### Supplied information
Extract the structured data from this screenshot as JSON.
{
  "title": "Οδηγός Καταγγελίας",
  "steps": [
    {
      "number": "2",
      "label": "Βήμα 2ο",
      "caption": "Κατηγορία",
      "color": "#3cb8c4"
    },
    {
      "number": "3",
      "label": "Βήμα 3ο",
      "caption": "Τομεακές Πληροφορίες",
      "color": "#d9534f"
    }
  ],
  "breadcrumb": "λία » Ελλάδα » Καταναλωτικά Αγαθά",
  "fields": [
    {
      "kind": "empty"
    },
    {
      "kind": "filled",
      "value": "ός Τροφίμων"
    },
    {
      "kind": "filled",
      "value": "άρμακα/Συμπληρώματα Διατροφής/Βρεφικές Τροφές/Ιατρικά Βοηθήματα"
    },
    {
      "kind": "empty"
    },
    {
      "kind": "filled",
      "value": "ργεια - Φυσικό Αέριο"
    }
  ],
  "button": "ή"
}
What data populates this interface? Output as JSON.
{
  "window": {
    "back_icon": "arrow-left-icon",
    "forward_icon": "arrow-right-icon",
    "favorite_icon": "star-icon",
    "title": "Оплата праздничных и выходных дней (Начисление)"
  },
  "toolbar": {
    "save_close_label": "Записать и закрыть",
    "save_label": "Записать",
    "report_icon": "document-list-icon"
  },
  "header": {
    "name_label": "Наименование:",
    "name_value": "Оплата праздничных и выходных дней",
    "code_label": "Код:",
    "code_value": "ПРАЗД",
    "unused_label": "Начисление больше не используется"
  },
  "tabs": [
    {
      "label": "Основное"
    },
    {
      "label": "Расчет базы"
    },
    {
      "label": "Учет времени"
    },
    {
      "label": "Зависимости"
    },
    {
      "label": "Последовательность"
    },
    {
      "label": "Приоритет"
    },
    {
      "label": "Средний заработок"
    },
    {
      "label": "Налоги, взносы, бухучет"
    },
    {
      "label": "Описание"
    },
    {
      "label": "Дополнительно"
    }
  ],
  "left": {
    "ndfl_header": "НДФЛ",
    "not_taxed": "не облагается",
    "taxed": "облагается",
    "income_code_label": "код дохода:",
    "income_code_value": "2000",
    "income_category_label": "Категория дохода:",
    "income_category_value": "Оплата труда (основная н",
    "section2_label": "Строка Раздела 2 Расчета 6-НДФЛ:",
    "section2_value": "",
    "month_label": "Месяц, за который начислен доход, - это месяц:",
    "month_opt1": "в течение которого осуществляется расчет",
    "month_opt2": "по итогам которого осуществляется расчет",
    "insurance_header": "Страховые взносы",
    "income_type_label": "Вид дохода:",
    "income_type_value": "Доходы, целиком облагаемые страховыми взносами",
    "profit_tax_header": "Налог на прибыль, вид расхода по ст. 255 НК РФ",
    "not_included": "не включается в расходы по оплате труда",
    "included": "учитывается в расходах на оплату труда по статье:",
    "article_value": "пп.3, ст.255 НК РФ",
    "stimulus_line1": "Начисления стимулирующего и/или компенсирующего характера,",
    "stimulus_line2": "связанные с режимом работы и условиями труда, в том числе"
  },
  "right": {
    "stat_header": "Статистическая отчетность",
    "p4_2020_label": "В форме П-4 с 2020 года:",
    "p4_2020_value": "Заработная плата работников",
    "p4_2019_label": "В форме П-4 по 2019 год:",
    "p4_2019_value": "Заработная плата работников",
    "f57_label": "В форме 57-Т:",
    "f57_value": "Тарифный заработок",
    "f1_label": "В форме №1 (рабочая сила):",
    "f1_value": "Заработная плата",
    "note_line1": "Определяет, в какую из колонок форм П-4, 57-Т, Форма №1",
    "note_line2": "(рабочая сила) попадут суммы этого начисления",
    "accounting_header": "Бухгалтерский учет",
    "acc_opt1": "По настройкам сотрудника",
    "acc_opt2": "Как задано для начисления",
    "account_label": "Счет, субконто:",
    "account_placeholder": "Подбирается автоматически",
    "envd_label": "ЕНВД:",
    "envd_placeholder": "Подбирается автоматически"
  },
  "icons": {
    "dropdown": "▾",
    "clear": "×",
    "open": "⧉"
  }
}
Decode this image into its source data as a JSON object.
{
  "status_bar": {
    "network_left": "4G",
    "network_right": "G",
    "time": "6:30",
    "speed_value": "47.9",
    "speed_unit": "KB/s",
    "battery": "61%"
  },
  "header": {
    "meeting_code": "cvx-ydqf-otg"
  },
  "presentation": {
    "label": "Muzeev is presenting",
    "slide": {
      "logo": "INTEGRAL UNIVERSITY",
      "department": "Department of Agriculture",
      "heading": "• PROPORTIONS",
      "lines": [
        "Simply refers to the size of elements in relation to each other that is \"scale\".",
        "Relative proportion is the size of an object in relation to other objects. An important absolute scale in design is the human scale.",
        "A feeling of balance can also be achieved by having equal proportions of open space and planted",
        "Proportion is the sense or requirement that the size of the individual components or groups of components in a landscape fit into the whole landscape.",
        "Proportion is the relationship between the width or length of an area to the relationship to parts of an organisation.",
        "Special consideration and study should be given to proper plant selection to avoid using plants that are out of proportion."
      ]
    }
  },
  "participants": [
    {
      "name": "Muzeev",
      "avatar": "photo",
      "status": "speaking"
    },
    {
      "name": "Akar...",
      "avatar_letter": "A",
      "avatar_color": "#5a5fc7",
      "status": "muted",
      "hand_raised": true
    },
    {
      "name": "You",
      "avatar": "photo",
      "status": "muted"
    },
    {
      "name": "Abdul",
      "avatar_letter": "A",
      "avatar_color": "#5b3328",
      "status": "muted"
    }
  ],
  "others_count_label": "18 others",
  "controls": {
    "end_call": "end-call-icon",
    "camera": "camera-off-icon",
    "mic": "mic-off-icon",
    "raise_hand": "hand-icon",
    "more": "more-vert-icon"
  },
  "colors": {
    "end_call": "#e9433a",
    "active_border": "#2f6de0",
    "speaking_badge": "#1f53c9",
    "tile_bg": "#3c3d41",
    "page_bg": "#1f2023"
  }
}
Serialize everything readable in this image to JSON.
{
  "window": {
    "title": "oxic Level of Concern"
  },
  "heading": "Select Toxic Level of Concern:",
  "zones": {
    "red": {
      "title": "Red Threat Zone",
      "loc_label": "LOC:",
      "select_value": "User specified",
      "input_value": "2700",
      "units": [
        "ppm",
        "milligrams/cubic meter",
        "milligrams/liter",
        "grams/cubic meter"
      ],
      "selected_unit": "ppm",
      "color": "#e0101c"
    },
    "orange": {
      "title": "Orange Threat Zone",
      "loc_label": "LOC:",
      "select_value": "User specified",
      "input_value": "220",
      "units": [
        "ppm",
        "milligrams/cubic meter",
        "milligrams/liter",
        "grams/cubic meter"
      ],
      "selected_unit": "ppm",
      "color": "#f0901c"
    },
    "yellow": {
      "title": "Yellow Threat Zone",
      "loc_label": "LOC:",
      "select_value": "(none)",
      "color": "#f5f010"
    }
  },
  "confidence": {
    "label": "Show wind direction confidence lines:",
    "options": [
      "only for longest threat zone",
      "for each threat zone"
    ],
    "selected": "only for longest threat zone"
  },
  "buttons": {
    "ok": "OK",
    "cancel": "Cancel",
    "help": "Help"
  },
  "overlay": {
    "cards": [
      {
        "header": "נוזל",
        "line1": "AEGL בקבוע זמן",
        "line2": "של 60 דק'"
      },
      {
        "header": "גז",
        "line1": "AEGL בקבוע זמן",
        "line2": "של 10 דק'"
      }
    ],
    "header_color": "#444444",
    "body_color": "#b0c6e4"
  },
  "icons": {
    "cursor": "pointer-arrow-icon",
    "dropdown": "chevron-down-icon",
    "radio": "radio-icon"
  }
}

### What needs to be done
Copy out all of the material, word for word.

### Task output
Extract the structured data from this screenshot as JSON.
{
  "title": "Οδηγός Καταγγελίας",
  "steps": [
    {
      "number": "2",
      "label": "Βήμα 2ο",
      "caption": "Κατηγορία",
      "color": "#3cb8c4"
    },
    {
      "number": "3",
      "label": "Βήμα 3ο",
      "caption": "Τομεακές Πληροφορίες",
      "color": "#d9534f"
    }
  ],
  "breadcrumb": "λία » Ελλάδα » Καταναλωτικά Αγαθά",
  "fields": [
    {
      "kind": "empty"
    },
    {
      "kind": "filled",
      "value": "ός Τροφίμων"
    },
    {
      "kind": "filled",
      "value": "άρμακα/Συμπληρώματα Διατροφής/Βρεφικές Τροφές/Ιατρικά Βοηθήματα"
    },
    {
      "kind": "empty"
    },
    {
      "kind": "filled",
      "value": "ργεια - Φυσικό Αέριο"
    }
  ],
  "button": "ή"
}
What data populates this interface? Output as JSON.
{
  "window": {
    "back_icon": "arrow-left-icon",
    "forward_icon": "arrow-right-icon",
    "favorite_icon": "star-icon",
    "title": "Оплата праздничных и выходных дней (Начисление)"
  },
  "toolbar": {
    "save_close_label": "Записать и закрыть",
    "save_label": "Записать",
    "report_icon": "document-list-icon"
  },
  "header": {
    "name_label": "Наименование:",
    "name_value": "Оплата праздничных и выходных дней",
    "code_label": "Код:",
    "code_value": "ПРАЗД",
    "unused_label": "Начисление больше не используется"
  },
  "tabs": [
    {
      "label": "Основное"
    },
    {
      "label": "Расчет базы"
    },
    {
      "label": "Учет времени"
    },
    {
      "label": "Зависимости"
    },
    {
      "label": "Последовательность"
    },
    {
      "label": "Приоритет"
    },
    {
      "label": "Средний заработок"
    },
    {
      "label": "Налоги, взносы, бухучет"
    },
    {
      "label": "Описание"
    },
    {
      "label": "Дополнительно"
    }
  ],
  "left": {
    "ndfl_header": "НДФЛ",
    "not_taxed": "не облагается",
    "taxed": "облагается",
    "income_code_label": "код дохода:",
    "income_code_value": "2000",
    "income_category_label": "Категория дохода:",
    "income_category_value": "Оплата труда (основная н",
    "section2_label": "Строка Раздела 2 Расчета 6-НДФЛ:",
    "section2_value": "",
    "month_label": "Месяц, за который начислен доход, - это месяц:",
    "month_opt1": "в течение которого осуществляется расчет",
    "month_opt2": "по итогам которого осуществляется расчет",
    "insurance_header": "Страховые взносы",
    "income_type_label": "Вид дохода:",
    "income_type_value": "Доходы, целиком облагаемые страховыми взносами",
    "profit_tax_header": "Налог на прибыль, вид расхода по ст. 255 НК РФ",
    "not_included": "не включается в расходы по оплате труда",
    "included": "учитывается в расходах на оплату труда по статье:",
    "article_value": "пп.3, ст.255 НК РФ",
    "stimulus_line1": "Начисления стимулирующего и/или компенсирующего характера,",
    "stimulus_line2": "связанные с режимом работы и условиями труда, в том числе"
  },
  "right": {
    "stat_header": "Статистическая отчетность",
    "p4_2020_label": "В форме П-4 с 2020 года:",
    "p4_2020_value": "Заработная плата работников",
    "p4_2019_label": "В форме П-4 по 2019 год:",
    "p4_2019_value": "Заработная плата работников",
    "f57_label": "В форме 57-Т:",
    "f57_value": "Тарифный заработок",
    "f1_label": "В форме №1 (рабочая сила):",
    "f1_value": "Заработная плата",
    "note_line1": "Определяет, в какую из колонок форм П-4, 57-Т, Форма №1",
    "note_line2": "(рабочая сила) попадут суммы этого начисления",
    "accounting_header": "Бухгалтерский учет",
    "acc_opt1": "По настройкам сотрудника",
    "acc_opt2": "Как задано для начисления",
    "account_label": "Счет, субконто:",
    "account_placeholder": "Подбирается автоматически",
    "envd_label": "ЕНВД:",
    "envd_placeholder": "Подбирается автоматически"
  },
  "icons": {
    "dropdown": "▾",
    "clear": "×",
    "open": "⧉"
  }
}
Decode this image into its source data as a JSON object.
{
  "status_bar": {
    "network_left": "4G",
    "network_right": "G",
    "time": "6:30",
    "speed_value": "47.9",
    "speed_unit": "KB/s",
    "battery": "61%"
  },
  "header": {
    "meeting_code": "cvx-ydqf-otg"
  },
  "presentation": {
    "label": "Muzeev is presenting",
    "slide": {
      "logo": "INTEGRAL UNIVERSITY",
      "department": "Department of Agriculture",
      "heading": "• PROPORTIONS",
      "lines": [
        "Simply refers to the size of elements in relation to each other that is \"scale\".",
        "Relative proportion is the size of an object in relation to other objects. An important absolute scale in design is the human scale.",
        "A feeling of balance can also be achieved by having equal proportions of open space and planted",
        "Proportion is the sense or requirement that the size of the individual components or groups of components in a landscape fit into the whole landscape.",
        "Proportion is the relationship between the width or length of an area to the relationship to parts of an organisation.",
        "Special consideration and study should be given to proper plant selection to avoid using plants that are out of proportion."
      ]
    }
  },
  "participants": [
    {
      "name": "Muzeev",
      "avatar": "photo",
      "status": "speaking"
    },
    {
      "name": "Akar...",
      "avatar_letter": "A",
      "avatar_color": "#5a5fc7",
      "status": "muted",
      "hand_raised": true
    },
    {
      "name": "You",
      "avatar": "photo",
      "status": "muted"
    },
    {
      "name": "Abdul",
      "avatar_letter": "A",
      "avatar_color": "#5b3328",
      "status": "muted"
    }
  ],
  "others_count_label": "18 others",
  "controls": {
    "end_call": "end-call-icon",
    "camera": "camera-off-icon",
    "mic": "mic-off-icon",
    "raise_hand": "hand-icon",
    "more": "more-vert-icon"
  },
  "colors": {
    "end_call": "#e9433a",
    "active_border": "#2f6de0",
    "speaking_badge": "#1f53c9",
    "tile_bg": "#3c3d41",
    "page_bg": "#1f2023"
  }
}
Serialize everything readable in this image to JSON.
{
  "window": {
    "title": "oxic Level of Concern"
  },
  "heading": "Select Toxic Level of Concern:",
  "zones": {
    "red": {
      "title": "Red Threat Zone",
      "loc_label": "LOC:",
      "select_value": "User specified",
      "input_value": "2700",
      "units": [
        "ppm",
        "milligrams/cubic meter",
        "milligrams/liter",
        "grams/cubic meter"
      ],
      "selected_unit": "ppm",
      "color": "#e0101c"
    },
    "orange": {
      "title": "Orange Threat Zone",
      "loc_label": "LOC:",
      "select_value": "User specified",
      "input_value": "220",
      "units": [
        "ppm",
        "milligrams/cubic meter",
        "milligrams/liter",
        "grams/cubic meter"
      ],
      "selected_unit": "ppm",
      "color": "#f0901c"
    },
    "yellow": {
      "title": "Yellow Threat Zone",
      "loc_label": "LOC:",
      "select_value": "(none)",
      "color": "#f5f010"
    }
  },
  "confidence": {
    "label": "Show wind direction confidence lines:",
    "options": [
      "only for longest threat zone",
      "for each threat zone"
    ],
    "selected": "only for longest threat zone"
  },
  "buttons": {
    "ok": "OK",
    "cancel": "Cancel",
    "help": "Help"
  },
  "overlay": {
    "cards": [
      {
        "header": "נוזל",
        "line1": "AEGL בקבוע זמן",
        "line2": "של 60 דק'"
      },
      {
        "header": "גז",
        "line1": "AEGL בקבוע זמן",
        "line2": "של 10 דק'"
      }
    ],
    "header_color": "#444444",
    "body_color": "#b0c6e4"
  },
  "icons": {
    "cursor": "pointer-arrow-icon",
    "dropdown": "chevron-down-icon",
    "radio": "radio-icon"
  }
}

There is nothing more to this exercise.